Start your day with The Independent, sign up for daily news emails
PROMOTED VIDEO
Have you tried new the Independent Digital Edition apps?
ebooks
ebooksA special investigation by Andy McSmith
Latest stories from i100
Have you tried new the Independent Digital Edition apps?
Independent Dating
and  

By clicking 'Search' you
are agreeing to our
Terms of Use.

iJobs Job Widget
iJobs General

Recruitment Genius: IT Support Engineer / Systems Administrator

£25000 - £32500 per annum: Recruitment Genius: Based in SW London, this compan...

Recruitment Genius: Project Coordinator
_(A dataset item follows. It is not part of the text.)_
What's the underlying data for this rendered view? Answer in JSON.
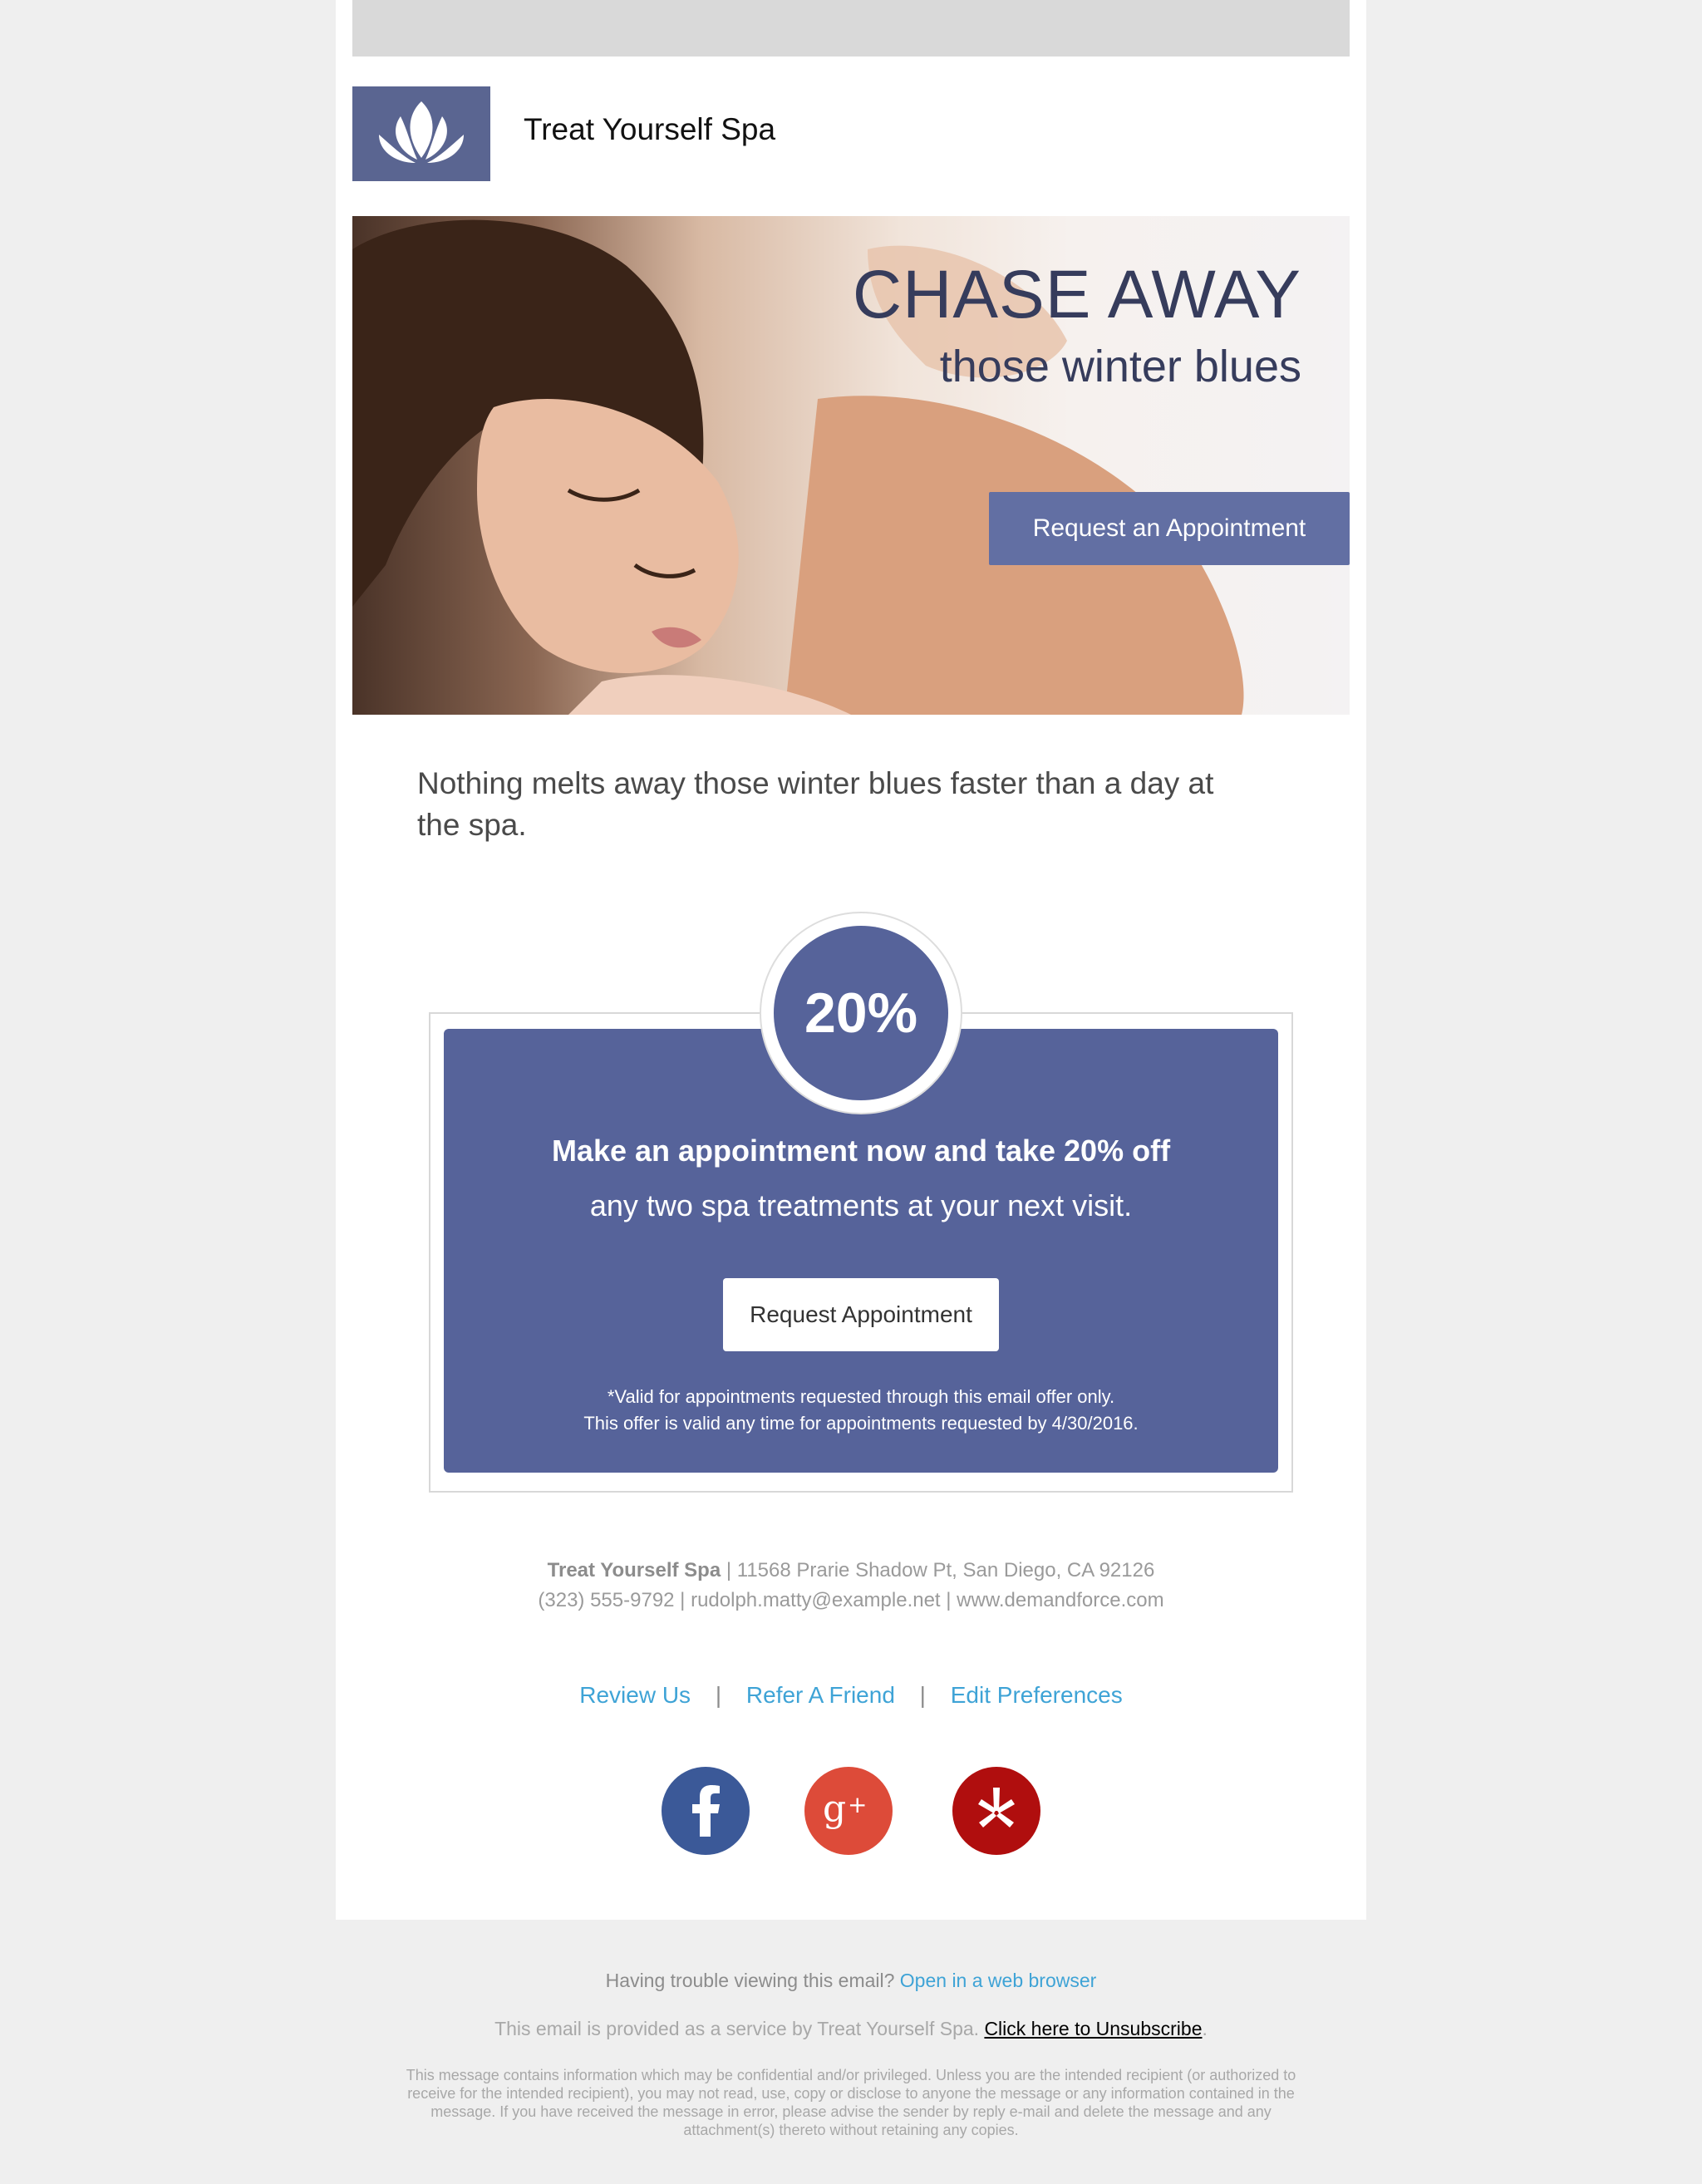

Negotiable: Recruitment Genius: Due to expansion this leading designer and sup...

Recruitment Genius: Recruitment Assistant
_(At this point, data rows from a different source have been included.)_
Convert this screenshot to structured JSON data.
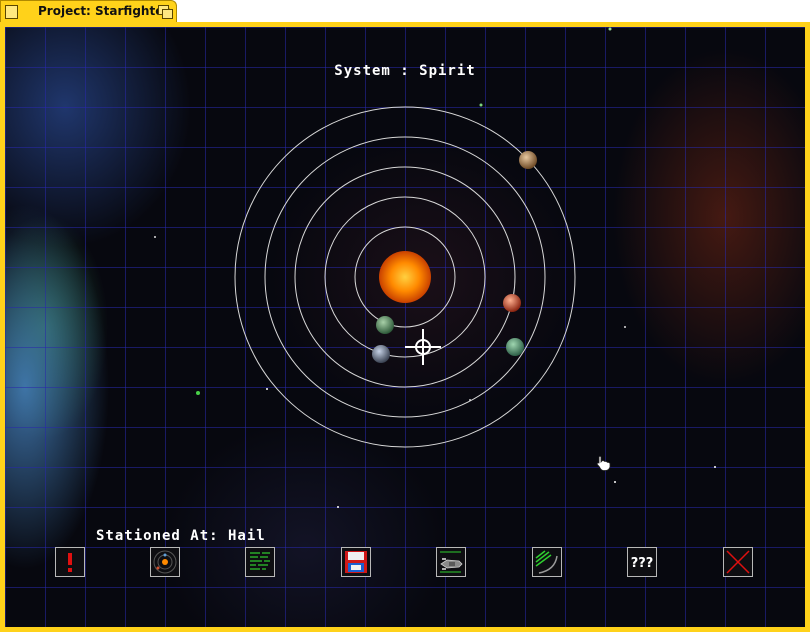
{
  "window": {
    "title": "Project: Starfighter"
  },
  "hud": {
    "system_label": "System : Spirit",
    "station_label": "Stationed At: Hail"
  },
  "system": {
    "sun_color": "#ff8a00",
    "planets": [
      {
        "orbit": 1,
        "color": "#5f8f6a"
      },
      {
        "orbit": 2,
        "color": "#7c8aa0"
      },
      {
        "orbit": 3,
        "color": "#5e9a78"
      },
      {
        "orbit": 4,
        "color": "#d0502a"
      },
      {
        "orbit": 5,
        "color": "#b88a58"
      }
    ]
  },
  "toolbar": {
    "buttons": [
      {
        "name": "alert-button",
        "icon": "exclamation-icon"
      },
      {
        "name": "starmap-button",
        "icon": "solar-system-icon"
      },
      {
        "name": "status-button",
        "icon": "status-screen-icon"
      },
      {
        "name": "save-button",
        "icon": "floppy-disk-icon"
      },
      {
        "name": "upgrade-ship-button",
        "icon": "ship-icon"
      },
      {
        "name": "weapons-button",
        "icon": "weapon-icon"
      },
      {
        "name": "help-button",
        "icon": "question-marks-icon",
        "label": "???"
      },
      {
        "name": "exit-button",
        "icon": "red-x-icon"
      }
    ]
  },
  "colors": {
    "frame": "#ffd21a",
    "grid": "#2828aa",
    "text": "#ffffff",
    "orbit": "#d8d8d8"
  }
}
£19000 - £21000 per annum: Recruitment Genius: Are you a friendly, confident i...

Tradewind Recruitment: Primary Teaching Assistant
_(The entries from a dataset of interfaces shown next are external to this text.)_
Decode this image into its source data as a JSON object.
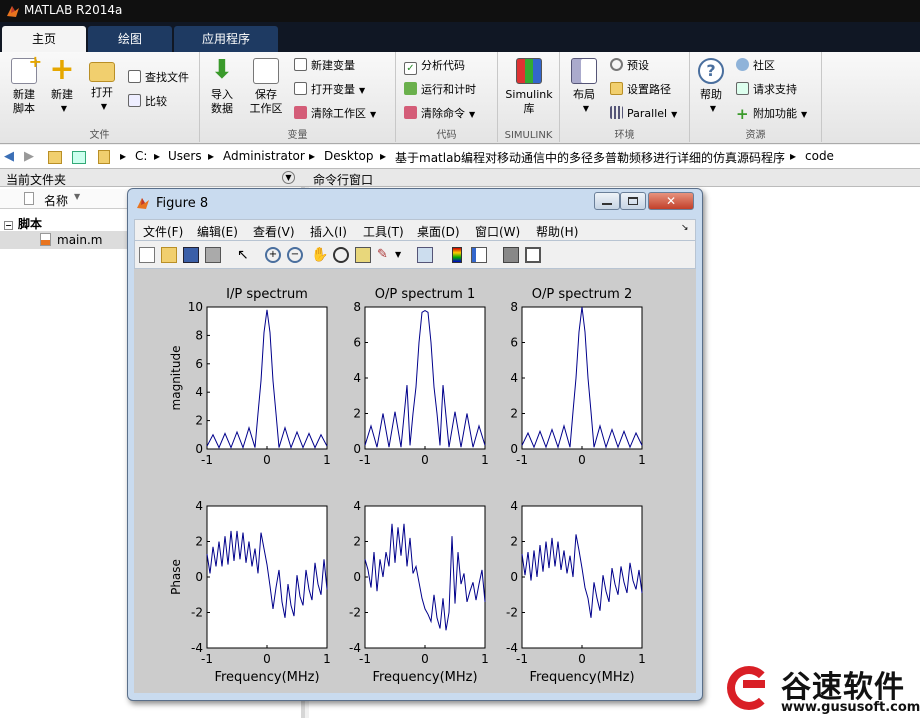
{
  "window": {
    "title": "MATLAB R2014a"
  },
  "tabs": [
    {
      "label": "主页",
      "active": true
    },
    {
      "label": "绘图",
      "active": false
    },
    {
      "label": "应用程序",
      "active": false
    }
  ],
  "ribbon": {
    "groups": [
      {
        "label": "文件"
      },
      {
        "label": "变量"
      },
      {
        "label": "代码"
      },
      {
        "label": "SIMULINK"
      },
      {
        "label": "环境"
      },
      {
        "label": "资源"
      }
    ],
    "new_script": "新建\n脚本",
    "new": "新建",
    "open": "打开",
    "find_files": "查找文件",
    "compare": "比较",
    "import_data": "导入\n数据",
    "save_workspace": "保存\n工作区",
    "new_variable": "新建变量",
    "open_variable": "打开变量",
    "clear_workspace": "清除工作区",
    "analyze_code": "分析代码",
    "run_and_time": "运行和计时",
    "clear_commands": "清除命令",
    "simulink_library": "Simulink\n库",
    "layout": "布局",
    "preferences": "预设",
    "set_path": "设置路径",
    "parallel": "Parallel",
    "help": "帮助",
    "community": "社区",
    "request_support": "请求支持",
    "add_ons": "附加功能"
  },
  "address": {
    "crumbs": [
      "C:",
      "Users",
      "Administrator",
      "Desktop",
      "基于matlab编程对移动通信中的多径多普勒频移进行详细的仿真源码程序",
      "code"
    ]
  },
  "panes": {
    "current_folder": "当前文件夹",
    "command_window": "命令行窗口",
    "name_column": "名称",
    "folder_group": "脚本",
    "file": "main.m"
  },
  "figure": {
    "title": "Figure 8",
    "menu": [
      "文件(F)",
      "编辑(E)",
      "查看(V)",
      "插入(I)",
      "工具(T)",
      "桌面(D)",
      "窗口(W)",
      "帮助(H)"
    ],
    "toolbar_icons": [
      "new-figure-icon",
      "open-file-icon",
      "save-icon",
      "print-icon",
      "select-arrow-icon",
      "zoom-in-icon",
      "zoom-out-icon",
      "pan-hand-icon",
      "rotate-3d-icon",
      "data-cursor-icon",
      "brush-icon",
      "link-plot-icon",
      "colorbar-icon",
      "legend-icon",
      "hide-plot-tools-icon",
      "show-plot-tools-icon"
    ]
  },
  "chart_data": [
    {
      "type": "line",
      "title": "I/P spectrum",
      "ylabel": "magnitude",
      "xlabel": "",
      "xlim": [
        -1,
        1
      ],
      "ylim": [
        0,
        10
      ],
      "xticks": [
        "-1",
        "0",
        "1"
      ],
      "yticks": [
        "0",
        "2",
        "4",
        "6",
        "8",
        "10"
      ],
      "x": [
        -1,
        -0.9,
        -0.8,
        -0.7,
        -0.6,
        -0.5,
        -0.4,
        -0.3,
        -0.2,
        -0.15,
        -0.1,
        -0.05,
        0,
        0.05,
        0.1,
        0.15,
        0.2,
        0.3,
        0.4,
        0.5,
        0.6,
        0.7,
        0.8,
        0.9,
        1
      ],
      "series": [
        {
          "values": [
            0.2,
            1.0,
            0.1,
            1.1,
            0.1,
            1.2,
            0.1,
            1.5,
            0.1,
            2.5,
            4.8,
            8.2,
            9.8,
            8.2,
            4.8,
            2.5,
            0.1,
            1.5,
            0.1,
            1.2,
            0.1,
            1.1,
            0.1,
            1.0,
            0.2
          ],
          "color": "#00008b"
        }
      ]
    },
    {
      "type": "line",
      "title": "O/P spectrum 1",
      "ylabel": "",
      "xlabel": "",
      "xlim": [
        -1,
        1
      ],
      "ylim": [
        0,
        8
      ],
      "xticks": [
        "-1",
        "0",
        "1"
      ],
      "yticks": [
        "0",
        "2",
        "4",
        "6",
        "8"
      ],
      "x": [
        -1,
        -0.9,
        -0.8,
        -0.7,
        -0.6,
        -0.5,
        -0.4,
        -0.3,
        -0.25,
        -0.2,
        -0.15,
        -0.1,
        -0.05,
        0,
        0.05,
        0.1,
        0.15,
        0.2,
        0.25,
        0.3,
        0.4,
        0.5,
        0.6,
        0.7,
        0.8,
        0.9,
        1
      ],
      "series": [
        {
          "values": [
            0.2,
            1.3,
            0.1,
            2.0,
            0.1,
            2.1,
            0.1,
            3.6,
            0.2,
            2.0,
            3.5,
            6.0,
            7.7,
            7.8,
            7.7,
            6.0,
            3.5,
            2.0,
            0.2,
            3.6,
            0.1,
            2.1,
            0.1,
            2.0,
            0.1,
            1.3,
            0.2
          ],
          "color": "#00008b"
        }
      ]
    },
    {
      "type": "line",
      "title": "O/P spectrum 2",
      "ylabel": "",
      "xlabel": "",
      "xlim": [
        -1,
        1
      ],
      "ylim": [
        0,
        8
      ],
      "xticks": [
        "-1",
        "0",
        "1"
      ],
      "yticks": [
        "0",
        "2",
        "4",
        "6",
        "8"
      ],
      "x": [
        -1,
        -0.9,
        -0.8,
        -0.7,
        -0.6,
        -0.5,
        -0.4,
        -0.3,
        -0.2,
        -0.15,
        -0.1,
        -0.05,
        0,
        0.05,
        0.1,
        0.15,
        0.2,
        0.3,
        0.4,
        0.5,
        0.6,
        0.7,
        0.8,
        0.9,
        1
      ],
      "series": [
        {
          "values": [
            0.2,
            0.9,
            0.1,
            1.0,
            0.1,
            1.1,
            0.1,
            1.3,
            0.1,
            2.1,
            4.0,
            6.6,
            8.0,
            6.6,
            4.0,
            2.1,
            0.1,
            1.3,
            0.1,
            1.1,
            0.1,
            1.0,
            0.1,
            0.9,
            0.2
          ],
          "color": "#00008b"
        }
      ]
    },
    {
      "type": "line",
      "title": "",
      "ylabel": "Phase",
      "xlabel": "Frequency(MHz)",
      "xlim": [
        -1,
        1
      ],
      "ylim": [
        -4,
        4
      ],
      "xticks": [
        "-1",
        "0",
        "1"
      ],
      "yticks": [
        "-4",
        "-2",
        "0",
        "2",
        "4"
      ],
      "x": [
        -1,
        -0.95,
        -0.9,
        -0.85,
        -0.8,
        -0.75,
        -0.7,
        -0.65,
        -0.6,
        -0.55,
        -0.5,
        -0.45,
        -0.4,
        -0.35,
        -0.3,
        -0.25,
        -0.2,
        -0.15,
        -0.1,
        -0.05,
        0,
        0.05,
        0.1,
        0.15,
        0.2,
        0.25,
        0.3,
        0.35,
        0.4,
        0.45,
        0.5,
        0.55,
        0.6,
        0.65,
        0.7,
        0.75,
        0.8,
        0.85,
        0.9,
        0.95,
        1
      ],
      "series": [
        {
          "values": [
            1.3,
            0.2,
            1.7,
            0.6,
            2.0,
            0.6,
            2.3,
            0.7,
            2.6,
            0.9,
            2.6,
            1.0,
            2.5,
            0.8,
            2.0,
            0.6,
            1.6,
            0.2,
            2.5,
            1.6,
            0.7,
            -0.5,
            -1.8,
            -0.6,
            0.4,
            -1.4,
            -2.3,
            -0.4,
            -1.6,
            -2.2,
            0.1,
            -1.1,
            -1.6,
            0.4,
            -0.7,
            -1.3,
            0.8,
            -0.4,
            -1.0,
            1.0,
            -0.7
          ],
          "color": "#00008b"
        }
      ]
    },
    {
      "type": "line",
      "title": "",
      "ylabel": "",
      "xlabel": "Frequency(MHz)",
      "xlim": [
        -1,
        1
      ],
      "ylim": [
        -4,
        4
      ],
      "xticks": [
        "-1",
        "0",
        "1"
      ],
      "yticks": [
        "-4",
        "-2",
        "0",
        "2",
        "4"
      ],
      "x": [
        -1,
        -0.95,
        -0.9,
        -0.85,
        -0.8,
        -0.75,
        -0.7,
        -0.65,
        -0.6,
        -0.55,
        -0.5,
        -0.45,
        -0.4,
        -0.35,
        -0.3,
        -0.25,
        -0.2,
        -0.15,
        -0.1,
        -0.05,
        0,
        0.05,
        0.1,
        0.15,
        0.2,
        0.25,
        0.3,
        0.35,
        0.4,
        0.45,
        0.5,
        0.55,
        0.6,
        0.65,
        0.7,
        0.75,
        0.8,
        0.85,
        0.9,
        0.95,
        1
      ],
      "series": [
        {
          "values": [
            1.0,
            0.4,
            -0.6,
            1.4,
            -0.8,
            1.0,
            0.0,
            1.4,
            0.6,
            3.0,
            0.8,
            2.8,
            1.2,
            3.0,
            0.6,
            2.2,
            0.2,
            0.6,
            -0.3,
            -1.2,
            -1.8,
            -2.1,
            -2.5,
            -1.0,
            -2.3,
            -2.9,
            -1.2,
            -3.0,
            -2.0,
            2.3,
            -1.5,
            1.4,
            -0.4,
            0.2,
            -1.4,
            -0.8,
            -0.3,
            -1.3,
            -0.4,
            0.4,
            -1.4
          ],
          "color": "#00008b"
        }
      ]
    },
    {
      "type": "line",
      "title": "",
      "ylabel": "",
      "xlabel": "Frequency(MHz)",
      "xlim": [
        -1,
        1
      ],
      "ylim": [
        -4,
        4
      ],
      "xticks": [
        "-1",
        "0",
        "1"
      ],
      "yticks": [
        "-4",
        "-2",
        "0",
        "2",
        "4"
      ],
      "x": [
        -1,
        -0.95,
        -0.9,
        -0.85,
        -0.8,
        -0.75,
        -0.7,
        -0.65,
        -0.6,
        -0.55,
        -0.5,
        -0.45,
        -0.4,
        -0.35,
        -0.3,
        -0.25,
        -0.2,
        -0.15,
        -0.1,
        -0.05,
        0,
        0.05,
        0.1,
        0.15,
        0.2,
        0.25,
        0.3,
        0.35,
        0.4,
        0.45,
        0.5,
        0.55,
        0.6,
        0.65,
        0.7,
        0.75,
        0.8,
        0.85,
        0.9,
        0.95,
        1
      ],
      "series": [
        {
          "values": [
            1.3,
            0.1,
            1.4,
            -0.2,
            1.5,
            0.0,
            1.8,
            0.3,
            2.0,
            0.5,
            2.2,
            0.6,
            2.0,
            0.4,
            1.5,
            0.2,
            1.2,
            0.0,
            2.4,
            1.5,
            0.5,
            -0.6,
            -1.2,
            -2.3,
            -0.3,
            -1.2,
            -1.9,
            0.1,
            -0.8,
            -1.4,
            0.5,
            -0.4,
            -1.0,
            0.6,
            -0.3,
            -0.9,
            0.8,
            -0.2,
            -0.7,
            0.4,
            -0.9
          ],
          "color": "#00008b"
        }
      ]
    }
  ],
  "watermark": {
    "brand": "谷速软件",
    "url": "www.gususoft.com"
  }
}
Negotiable: Tradewind Recruitment: At Tradewind Recruitment we are currently l...

Day In a Page

Isis hostage crisis: The prisoner swap has only one purpose for the militants - recognition its Islamic State exists and that foreign nations acknowledge its power

Isis hostage crisis

The prisoner swap has only one purpose for the militants - recognition its Islamic State exists and that foreign nations acknowledge its power, says Robert Fisk
Missing salvage expert who found $50m of sunken treasure before disappearing, tracked down at last

The runaway buccaneers and the ship full of gold

Salvage expert Tommy Thompson found sunken treasure worth millions. Then he vanished... until now
Homeless Veterans appeal: ‘If you’re hard on the world you are hard on yourself’

Homeless Veterans appeal: ‘If you’re hard on the world you are hard on yourself’

Maverick artist Grayson Perry backs our campaign
Assisted Dying Bill: I want to be able to decide about my own death - I want to have control of my life

Assisted Dying Bill: 'I want control of my life'

This week the Assisted Dying Bill is debated in the Lords. Virginia Ironside, who has already made plans for her own self-deliverance, argues that it's time we allowed people a humane, compassionate death
Move over, kale - cabbage is the new rising star

Cabbage is king again

Sophie Morris banishes thoughts of soggy school dinners and turns over a new leaf
11 best winter skin treats

Give your moisturiser a helping hand: 11 best winter skin treats

Get an extra boost of nourishment from one of these hard-working products
Paul Scholes column: The more Jose Mourinho attempts to influence match officials, the more they are likely to ignore him

Paul Scholes column

The more Jose Mourinho attempts to influence match officials, the more they are likely to ignore him
Frank Warren column: No cigar, but pots of money: here come the Cubans

Frank Warren's Ringside

No cigar, but pots of money: here come the Cubans
Isis hostage crisis: Militant group stands strong as its numerous enemies fail to find a common plan to defeat it

Isis stands strong as its numerous enemies fail to find a common plan to defeat it

The jihadis are being squeezed militarily and economically, but there is no sign of an implosion, says Patrick Cockburn
Virtual reality thrusts viewers into the frontline of global events - and puts film-goers at the heart of the action

Virtual reality: Seeing is believing

Virtual reality thrusts viewers into the frontline of global events - and puts film-goers at the heart of the action
Homeless Veterans appeal: MP says Coalition ‘not doing enough’

Homeless Veterans appeal

MP says Coalition ‘not doing enough’ to help
Larry David, Steve Coogan and other comedians share stories of depression in new documentary

Comedians share stories of depression

The director of the new documentary, Kevin Pollak, tells Jessica Barrett how he got them to talk
Has The Archers lost the plot with it's spicy storylines?

Has The Archers lost the plot?

A growing number of listeners are voicing their discontent over the rural soap's spicy storylines; so loudly that even the BBC's director-general seems worried, says Simon Kelner
English Heritage adds 14 post-war office buildings to its protected lists

14 office buildings added to protected lists

Christopher Beanland explores the underrated appeal of these palaces of pen-pushing
Human skull discovery in Israel proves humans lived side-by-side with Neanderthals

Human skull discovery in Israel proves humans lived side-by-side with Neanderthals

Scientists unearthed the cranial fragments from Manot Cave in West Galilee